- Once the alternator is removed, you will be able to see the charging wire. Remove the connector from the wire and then remove the wire.
- Next, you will need to cut the new wire to the correct length. Strip the insulation from the wire and then crimp on the connector.
- Replace the wire in the charging circuit and then replace the alternator. Reinstall the seat, the gas tank, the side covers, and the air cleaner.
Maintenance Of A Battery
Motorcycle batteries are not as common as car accumulators, so some people don’t know how to take care of them. Here is a list of how to take care of your motorcycle battery:
- Do not let it run out of power. This is the number one rule of motorcycle accumulator care. If you let it run out of power, it will eventually die.
- Keep it clean. Dirt and grime can accumulate on the battery and eventually corrode it. Wipe it occasionally with a damp cloth.
- Keep the battery dry. If it gets wet, it will corrode. Store it in a dry place when not in use.
- Use the correct type of accumulator. Not all batteries are created equal. Make sure you use the correct type for your motorcycle.
- Store the battery in a cool place. An accumulator that is stored in a hot place will eventually die. Store it in a cool place instead.
How long does a motorcycle battery last?
A motorcycle battery can last anywhere from 2 to 5 years, depending on the make and model of the accumulator, the type of riding you do, and the weather conditions.
How often should you check the battery?
It is typically recommended to check a car battery every 30 days.
Can a dead motorcycle battery be recharged?
It can be recharged, but it may not hold a charge for very long. It may need to be replaced.
Overall, motorcycle batteries generally do not need to be charged as often as car batteries, but if you notice that your motorcycle’s battery is not holding a charge or is losing power quickly, it may be time to give it a boost.
When a motorcycle battery dies, there are a few methods that can be used to revive it. The first option is to charge the battery using a trickle charger. If this does not work, then the next step would be to try and jump start the battery using a car battery. If jump starting does not fix the issue, then it is likely that the battery will need to be replaced entirely.
Bruce was born in Atlanta. He started riding motorcycles when he was 10 and has been passionate about them since. Bruce says he feels absolute freedom when he’s on two wheels.

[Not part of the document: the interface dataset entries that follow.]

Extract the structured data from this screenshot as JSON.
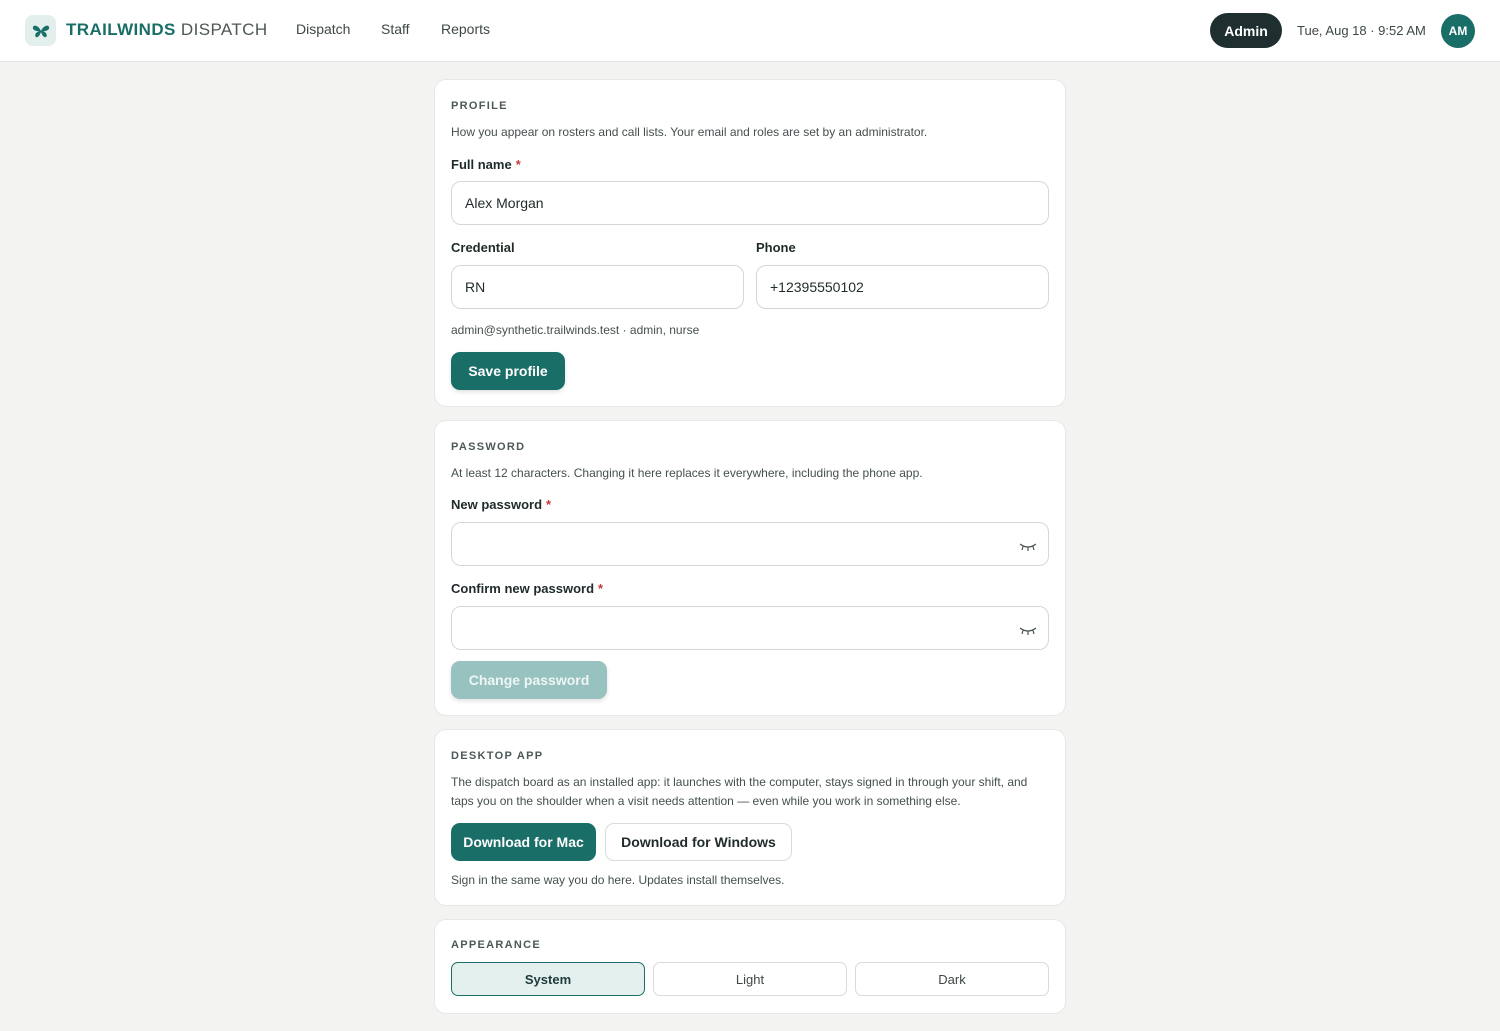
{
  "header": {
    "brand_bold": "TRAILWINDS",
    "brand_light": "DISPATCH",
    "nav": [
      "Dispatch",
      "Staff",
      "Reports"
    ],
    "role_badge": "Admin",
    "datetime": "Tue, Aug 18 · 9:52 AM",
    "avatar_initials": "AM"
  },
  "profile": {
    "title": "PROFILE",
    "description": "How you appear on rosters and call lists. Your email and roles are set by an administrator.",
    "full_name_label": "Full name",
    "full_name_value": "Alex Morgan",
    "credential_label": "Credential",
    "credential_value": "RN",
    "phone_label": "Phone",
    "phone_value": "+12395550102",
    "account_meta": "admin@synthetic.trailwinds.test · admin, nurse",
    "save_label": "Save profile"
  },
  "password": {
    "title": "PASSWORD",
    "description": "At least 12 characters. Changing it here replaces it everywhere, including the phone app.",
    "new_label": "New password",
    "new_value": "",
    "confirm_label": "Confirm new password",
    "confirm_value": "",
    "change_label": "Change password"
  },
  "desktop_app": {
    "title": "DESKTOP APP",
    "description_line1": "The dispatch board as an installed app: it launches with the computer, stays signed in through your shift, and",
    "description_line2": "taps you on the shoulder when a visit needs attention — even while you work in something else.",
    "mac_label": "Download for Mac",
    "windows_label": "Download for Windows",
    "note": "Sign in the same way you do here. Updates install themselves."
  },
  "appearance": {
    "title": "APPEARANCE",
    "options": [
      "System",
      "Light",
      "Dark"
    ],
    "selected": "System"
  },
  "required_marker": "*",
  "colors": {
    "accent": "#1a6e68",
    "accent_disabled": "#97c2bf",
    "required": "#c53b3b",
    "background": "#f3f3f2"
  },
  "icons": {
    "logo": "butterfly-icon",
    "password_toggle": "eye-closed-icon"
  }
}
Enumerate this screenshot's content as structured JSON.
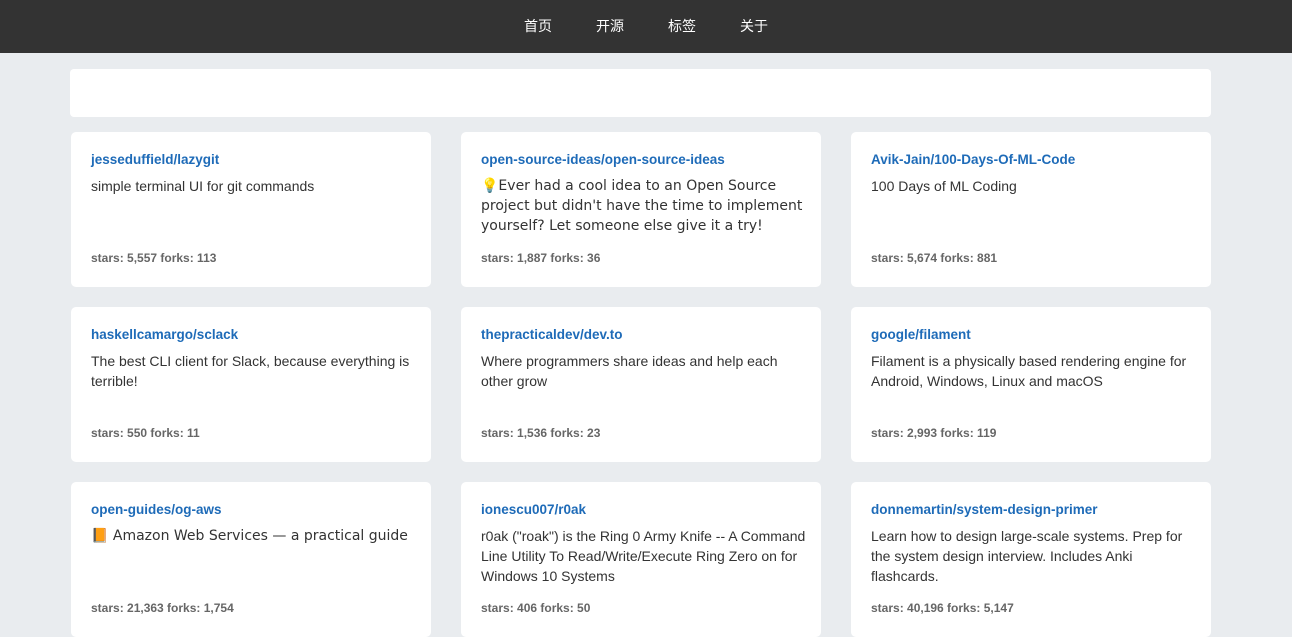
{
  "nav": {
    "items": [
      "首页",
      "开源",
      "标签",
      "关于"
    ]
  },
  "repos": [
    {
      "name": "jesseduffield/lazygit",
      "desc": "simple terminal UI for git commands",
      "stats": "stars: 5,557 forks: 113"
    },
    {
      "name": "open-source-ideas/open-source-ideas",
      "desc": "💡Ever had a cool idea to an Open Source project but didn't have the time to implement yourself? Let someone else give it a try!",
      "stats": "stars: 1,887 forks: 36"
    },
    {
      "name": "Avik-Jain/100-Days-Of-ML-Code",
      "desc": "100 Days of ML Coding",
      "stats": "stars: 5,674 forks: 881"
    },
    {
      "name": "haskellcamargo/sclack",
      "desc": "The best CLI client for Slack, because everything is terrible!",
      "stats": "stars: 550 forks: 11"
    },
    {
      "name": "thepracticaldev/dev.to",
      "desc": "Where programmers share ideas and help each other grow",
      "stats": "stars: 1,536 forks: 23"
    },
    {
      "name": "google/filament",
      "desc": "Filament is a physically based rendering engine for Android, Windows, Linux and macOS",
      "stats": "stars: 2,993 forks: 119"
    },
    {
      "name": "open-guides/og-aws",
      "desc": "📙 Amazon Web Services — a practical guide",
      "stats": "stars: 21,363 forks: 1,754"
    },
    {
      "name": "ionescu007/r0ak",
      "desc": "r0ak (\"roak\") is the Ring 0 Army Knife -- A Command Line Utility To Read/Write/Execute Ring Zero on for Windows 10 Systems",
      "stats": "stars: 406 forks: 50"
    },
    {
      "name": "donnemartin/system-design-primer",
      "desc": "Learn how to design large-scale systems. Prep for the system design interview. Includes Anki flashcards.",
      "stats": "stars: 40,196 forks: 5,147"
    }
  ]
}
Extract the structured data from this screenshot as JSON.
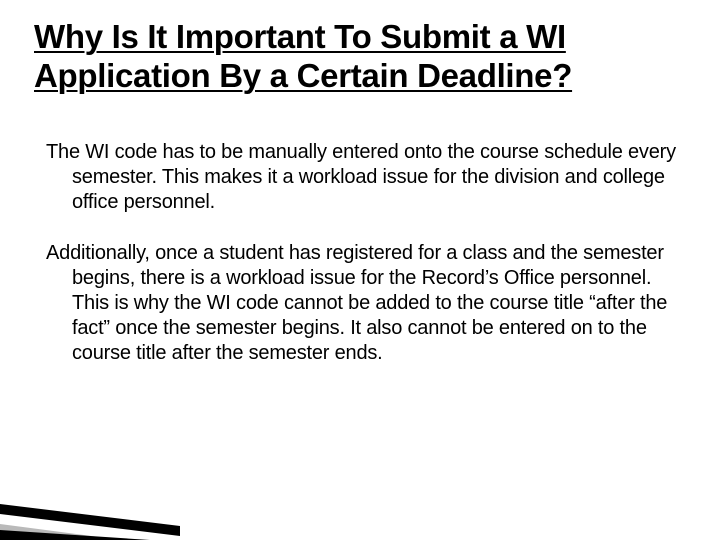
{
  "slide": {
    "title": "Why Is It Important To Submit a WI Application By a Certain Deadline?",
    "paragraph1": "The WI code has to be manually entered onto the course schedule every semester.  This makes it a workload issue for the division and college office personnel.",
    "paragraph2": "Additionally, once a student has registered for a class and the semester begins, there is a workload issue for the Record’s Office personnel.  This is why the WI code cannot be added to the course title “after the fact” once the semester begins.  It also cannot be entered on to the course title after the semester ends."
  }
}
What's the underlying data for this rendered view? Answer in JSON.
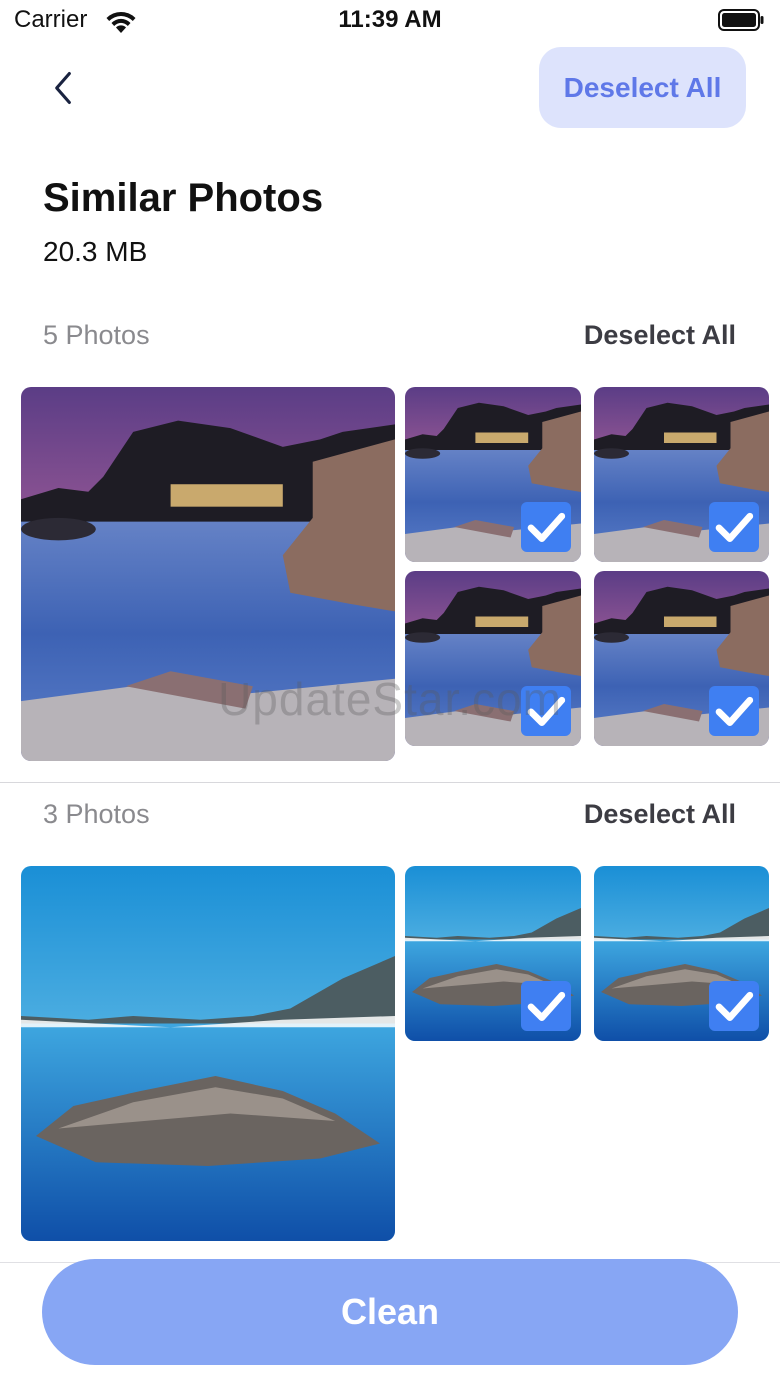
{
  "status_bar": {
    "carrier": "Carrier",
    "time": "11:39 AM"
  },
  "nav": {
    "deselect_all": "Deselect All"
  },
  "header": {
    "title": "Similar Photos",
    "size": "20.3 MB"
  },
  "groups": [
    {
      "count_label": "5 Photos",
      "deselect_label": "Deselect All",
      "scene": "coastal-village-dusk",
      "selected": [
        false,
        true,
        true,
        true,
        true
      ]
    },
    {
      "count_label": "3 Photos",
      "deselect_label": "Deselect All",
      "scene": "rock-in-lake",
      "selected": [
        false,
        true,
        true
      ]
    }
  ],
  "watermark": "UpdateStar.com",
  "clean_button": "Clean",
  "colors": {
    "accent": "#5f78e8",
    "accent_light": "#dde3fc",
    "check": "#3f7ff2",
    "clean_button": "#87a6f4"
  }
}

He prefers riding his bike slowly and smoothly along a country road and hardly ever enjoys wildly speedy rides. With a strong Ducati Multistrada 1200 in the current stable, Bruce enjoys his super powerful, comfortable and easy rides. Ducati Diavel is the beast he’s currently dreaming about…